Back on April 9, when the Red Sox began the baseball season winning just one of their first eight games, I wrote:
at the moment. it's not looking so good for the "experts." Sports Illustrated predicted the Red Sox would win 100 games and win the World Series. At ESPN, 33 of its 45 pundits predicted the Red Sox would win the World Series.
As of last night, it became certain that the Red Sox will not win the World Series. They had already lost the American League East division to the Yankees, and last night, they were eliminated from the race for a wild card spot in the playoffs. So again, not only did the Red Sox not win the World Series, they didn't even make the playoffs. It's a chance to repeat the point made here back in April.

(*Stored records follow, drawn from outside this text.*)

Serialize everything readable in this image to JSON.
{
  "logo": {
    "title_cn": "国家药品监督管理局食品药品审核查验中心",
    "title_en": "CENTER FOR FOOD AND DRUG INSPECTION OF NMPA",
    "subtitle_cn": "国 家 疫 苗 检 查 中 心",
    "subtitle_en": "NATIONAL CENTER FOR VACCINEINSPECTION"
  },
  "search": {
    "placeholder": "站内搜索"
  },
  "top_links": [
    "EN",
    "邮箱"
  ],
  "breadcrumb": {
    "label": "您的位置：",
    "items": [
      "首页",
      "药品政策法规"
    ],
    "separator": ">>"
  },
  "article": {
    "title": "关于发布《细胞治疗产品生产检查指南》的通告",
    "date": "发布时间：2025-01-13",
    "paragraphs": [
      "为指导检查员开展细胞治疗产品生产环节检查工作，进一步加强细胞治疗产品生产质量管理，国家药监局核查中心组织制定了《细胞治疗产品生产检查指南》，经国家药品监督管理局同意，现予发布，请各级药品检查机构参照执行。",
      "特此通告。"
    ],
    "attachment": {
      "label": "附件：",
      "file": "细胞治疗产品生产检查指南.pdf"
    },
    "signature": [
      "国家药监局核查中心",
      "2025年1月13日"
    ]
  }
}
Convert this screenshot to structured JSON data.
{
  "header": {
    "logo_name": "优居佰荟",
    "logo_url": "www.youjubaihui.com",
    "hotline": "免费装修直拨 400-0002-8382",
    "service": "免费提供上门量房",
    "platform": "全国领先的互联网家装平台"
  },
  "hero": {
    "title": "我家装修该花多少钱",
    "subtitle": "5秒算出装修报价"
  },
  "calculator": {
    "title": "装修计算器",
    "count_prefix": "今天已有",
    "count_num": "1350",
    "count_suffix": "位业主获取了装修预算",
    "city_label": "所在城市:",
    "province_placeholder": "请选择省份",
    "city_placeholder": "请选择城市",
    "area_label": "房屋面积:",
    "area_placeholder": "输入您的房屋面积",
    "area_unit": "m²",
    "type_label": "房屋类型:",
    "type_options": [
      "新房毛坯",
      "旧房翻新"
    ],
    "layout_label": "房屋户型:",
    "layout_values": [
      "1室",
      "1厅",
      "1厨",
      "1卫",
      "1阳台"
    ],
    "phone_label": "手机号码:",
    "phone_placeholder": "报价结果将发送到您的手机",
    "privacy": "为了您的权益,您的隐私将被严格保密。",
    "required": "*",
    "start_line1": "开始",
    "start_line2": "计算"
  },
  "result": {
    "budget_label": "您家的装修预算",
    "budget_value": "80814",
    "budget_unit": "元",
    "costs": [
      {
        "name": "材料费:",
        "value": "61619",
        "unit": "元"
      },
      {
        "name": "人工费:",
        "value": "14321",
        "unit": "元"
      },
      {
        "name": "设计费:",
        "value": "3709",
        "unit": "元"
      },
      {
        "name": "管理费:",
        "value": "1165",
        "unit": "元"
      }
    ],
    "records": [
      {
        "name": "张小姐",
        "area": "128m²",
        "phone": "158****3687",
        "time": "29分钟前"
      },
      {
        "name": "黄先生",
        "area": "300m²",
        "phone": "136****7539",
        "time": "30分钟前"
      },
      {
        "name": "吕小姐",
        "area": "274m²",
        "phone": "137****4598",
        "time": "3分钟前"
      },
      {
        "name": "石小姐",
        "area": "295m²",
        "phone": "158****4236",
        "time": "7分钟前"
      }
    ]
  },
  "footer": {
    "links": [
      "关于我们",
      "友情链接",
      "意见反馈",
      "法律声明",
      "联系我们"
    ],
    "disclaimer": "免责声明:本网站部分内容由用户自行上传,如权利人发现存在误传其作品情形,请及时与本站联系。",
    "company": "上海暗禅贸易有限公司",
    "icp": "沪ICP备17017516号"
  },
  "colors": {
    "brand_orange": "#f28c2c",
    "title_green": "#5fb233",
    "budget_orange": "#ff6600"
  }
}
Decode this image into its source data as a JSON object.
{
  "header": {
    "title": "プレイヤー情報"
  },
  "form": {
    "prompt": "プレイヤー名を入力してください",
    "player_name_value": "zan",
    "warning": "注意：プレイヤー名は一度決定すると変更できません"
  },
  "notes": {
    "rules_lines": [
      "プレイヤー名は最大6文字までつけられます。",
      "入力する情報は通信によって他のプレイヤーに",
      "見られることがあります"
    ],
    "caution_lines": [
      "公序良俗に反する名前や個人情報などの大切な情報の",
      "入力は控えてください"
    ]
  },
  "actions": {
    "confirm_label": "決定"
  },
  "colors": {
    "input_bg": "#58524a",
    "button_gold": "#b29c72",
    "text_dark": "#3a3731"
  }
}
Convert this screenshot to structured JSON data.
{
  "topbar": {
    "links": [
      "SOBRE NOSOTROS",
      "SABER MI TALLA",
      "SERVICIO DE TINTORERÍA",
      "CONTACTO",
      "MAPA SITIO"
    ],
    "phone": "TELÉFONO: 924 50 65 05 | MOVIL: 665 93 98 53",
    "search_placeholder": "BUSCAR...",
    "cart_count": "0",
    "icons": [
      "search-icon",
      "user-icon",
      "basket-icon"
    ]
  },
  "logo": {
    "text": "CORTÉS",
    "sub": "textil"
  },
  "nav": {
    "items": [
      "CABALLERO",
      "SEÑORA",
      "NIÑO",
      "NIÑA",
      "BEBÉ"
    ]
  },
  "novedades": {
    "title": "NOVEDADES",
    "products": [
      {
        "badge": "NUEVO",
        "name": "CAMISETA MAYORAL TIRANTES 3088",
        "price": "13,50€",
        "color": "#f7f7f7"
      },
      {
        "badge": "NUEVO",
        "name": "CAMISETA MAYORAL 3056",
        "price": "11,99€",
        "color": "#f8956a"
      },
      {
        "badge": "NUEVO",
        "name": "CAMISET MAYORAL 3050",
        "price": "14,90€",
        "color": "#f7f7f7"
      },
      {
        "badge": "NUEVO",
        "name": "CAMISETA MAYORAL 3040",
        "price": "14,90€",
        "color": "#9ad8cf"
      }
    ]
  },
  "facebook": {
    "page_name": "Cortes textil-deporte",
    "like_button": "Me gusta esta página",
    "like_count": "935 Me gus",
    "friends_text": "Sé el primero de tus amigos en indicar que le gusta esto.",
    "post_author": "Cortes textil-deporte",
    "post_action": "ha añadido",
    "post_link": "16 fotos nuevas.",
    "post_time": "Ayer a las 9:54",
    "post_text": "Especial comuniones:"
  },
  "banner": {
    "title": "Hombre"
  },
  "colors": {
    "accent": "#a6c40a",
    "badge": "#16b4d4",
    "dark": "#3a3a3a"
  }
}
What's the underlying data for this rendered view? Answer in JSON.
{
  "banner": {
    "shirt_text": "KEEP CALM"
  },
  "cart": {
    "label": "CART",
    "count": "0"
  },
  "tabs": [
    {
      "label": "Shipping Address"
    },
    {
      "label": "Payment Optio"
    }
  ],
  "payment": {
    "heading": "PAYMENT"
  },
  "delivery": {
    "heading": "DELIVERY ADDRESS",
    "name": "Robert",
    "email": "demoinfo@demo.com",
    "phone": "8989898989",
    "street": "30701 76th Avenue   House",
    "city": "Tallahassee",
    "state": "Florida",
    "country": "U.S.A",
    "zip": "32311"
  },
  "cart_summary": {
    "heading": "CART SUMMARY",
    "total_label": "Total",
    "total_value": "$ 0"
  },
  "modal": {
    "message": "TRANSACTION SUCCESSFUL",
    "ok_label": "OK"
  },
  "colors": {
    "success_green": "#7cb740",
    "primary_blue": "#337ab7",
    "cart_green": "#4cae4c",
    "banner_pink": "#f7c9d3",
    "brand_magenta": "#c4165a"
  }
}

If it's this hard to predict baseball, imagine how hard it is to forecast developments in other complex systems. The Federal Reserve tries to fine-tune the performance of the nation's economy through monetary policy. Climatologists try to forecast how warm it will be 50 or 100 years from now and what that will do to sea levels. Predictions in complex systems are hard. That doesn't mean they should never be attempted or acted upon, just that they should be treated with the skepticism they deserve.